The sleeves of a traditional kurta fall straight to the wrist; they do not narrow, as do many Western-cut sleeves. Sleeves are not cuffed, just hemmed and decorated.
The front and back pieces of a simple kurta are also rectangular. The side seams are left open for 6-12 inches above the hem, which gives the wearer some ease of movement.
The kurta usually opens in the front; some styles, however, button at the shoulder seam. The front opening is often a hemmed slit in the fabric, tied or buttoned at the top; some kurtas, however, have plackets rather than slits. The opening may be centered on the chest, or positioned off center.
A traditional kurta does not have a collar. Modern variants may feature stand-up collars of the type known to tailors and seamstresses as "mandarin" collars. These are the same sort of collars seen on achkans, sherwanis, and Nehru jackets.
Indian subcontinent has a very popular styling of Mukatsari kurta (getting its origin from the province of Mukatsar in Punjab (India)) which is famous for its slim fitting cuts and smart fit designs. It is very popular among young politicians.
A blue khadi kurta
Kurtas worn in the summer months are usually made of thin silk[dubious ] or cotton fabrics; winter season kurtas are made of thicker fabric such as wool (as in Kashmiri kurtas) or Khadi silk, a thick, coarse, handspun and handwoven silk that may be mixed with other fibers. A very common fabric for kurta pajama these days is linen, or linen cotton mix ideal for both summers and winters.

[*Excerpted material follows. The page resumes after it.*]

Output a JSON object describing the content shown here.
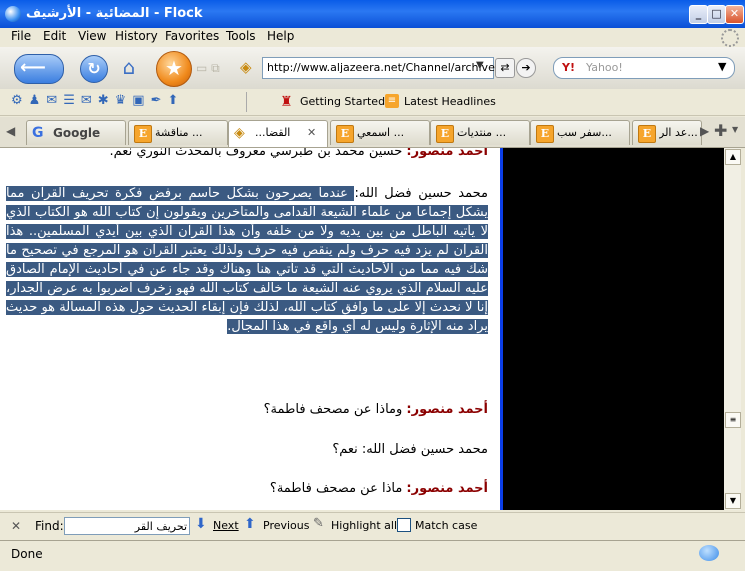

Kurtas are typically fastened with tasseled ties, cloth balls and loops, or buttons. Ready-made kurtas often avoid the use of horn buttons, in deference to Hindu sentiments; such buttons are frequently made from cow or buffalo hooves or horns. Buttons are often wood or plastic. Kurtas worn on formal occasions might feature decorative metal buttons, which are not sewn to the fabric, but, like cufflinks, are fastened into the cloth when needed. Such buttons can be decorated with jewels, enameling, and other traditional jewelers' techniques.
South Asian tailors command a vast repertoire of methods, traditional and modern, for decorating fabric. It is likely that all of them have been used, at one time or another, to decorate kurtas. However, the most common decoration is embroidery. Many light summer kurtas feature Chikan embroidery, a speciality of Lucknow, around the hems and front opening. This embroidery is typically executed on light, semi-transparent fabric in a matching thread. The effect is ornate but subtle.

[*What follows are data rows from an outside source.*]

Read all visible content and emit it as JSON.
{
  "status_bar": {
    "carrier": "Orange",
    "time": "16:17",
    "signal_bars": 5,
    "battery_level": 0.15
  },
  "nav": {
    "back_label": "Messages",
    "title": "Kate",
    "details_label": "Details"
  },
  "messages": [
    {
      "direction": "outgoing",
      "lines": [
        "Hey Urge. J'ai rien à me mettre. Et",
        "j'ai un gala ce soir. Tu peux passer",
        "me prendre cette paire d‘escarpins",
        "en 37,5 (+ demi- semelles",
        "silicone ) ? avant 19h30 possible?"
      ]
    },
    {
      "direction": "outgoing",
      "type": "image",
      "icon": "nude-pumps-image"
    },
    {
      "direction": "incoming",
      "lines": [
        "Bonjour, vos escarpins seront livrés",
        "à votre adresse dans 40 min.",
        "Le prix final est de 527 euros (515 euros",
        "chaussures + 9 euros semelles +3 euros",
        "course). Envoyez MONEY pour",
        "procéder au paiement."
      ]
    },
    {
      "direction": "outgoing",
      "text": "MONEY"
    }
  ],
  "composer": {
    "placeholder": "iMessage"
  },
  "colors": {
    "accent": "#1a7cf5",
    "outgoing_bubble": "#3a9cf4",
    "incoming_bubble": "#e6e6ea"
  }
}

Jeans and kurta
Kurtas and Dhoti Kurta are often worn with jeans. Women sometimes wear kurtas as blouses, usually over jeans pants. Jeans are sometimes preferred over pajamas or leggings as they are more durable for rough use. Most colors kurtas match with blue jeans.
Muslim Pahari (Hill) women in kurtis, Kashmir, 1890.
In India, Kurta is a very popular dress among the political class. Almost all the politicians are seen wearing a crisp white kurta made from khadi. Kurta also reflects India's culture and tradition. On any auspicious day or festivals, people are seen wearing colorful kurtas.
- Merriam Webster: Kurta
- McGregor, R. S. (ed.). 1993. The Oxford Hindi-English Dictionary. Oxford University Press. 1083 pages. ISBN 0-19-563846-8.
- Oxford English Dictionary, Second Edition. 1989. The first use is attributed to W.G. Lawrence in T. E. Lawrence, Home Letters, 1913, "Me in a dhoti khurta, White Indian clothes."
- "Regal chic", The Telegraph, Calcutta, April 24, 2004. Quote: "The first sequence was a range of traditional saris in silk and cotton, moving on to kurtis and jeans and short kurtas in silk and georgette."
- [Yet, jeans are among the most comfortable outfits as they can go with just about anything, a short top or even a kurta.]
|Wikimedia Commons has media related to Kurta.|
- Tarlo, Emma (1996): Clothing Matters: Dress and Identity in India. Chicago: University of Chicago Press. 382 pages. ISBN 0-226-78976-4.
- Bhandari, Vandana (2004): Costumes, Textiles, and Jewellery of India. Mercury Books. 192 pages. ISBN 1-904668-89-5.
- King Kurta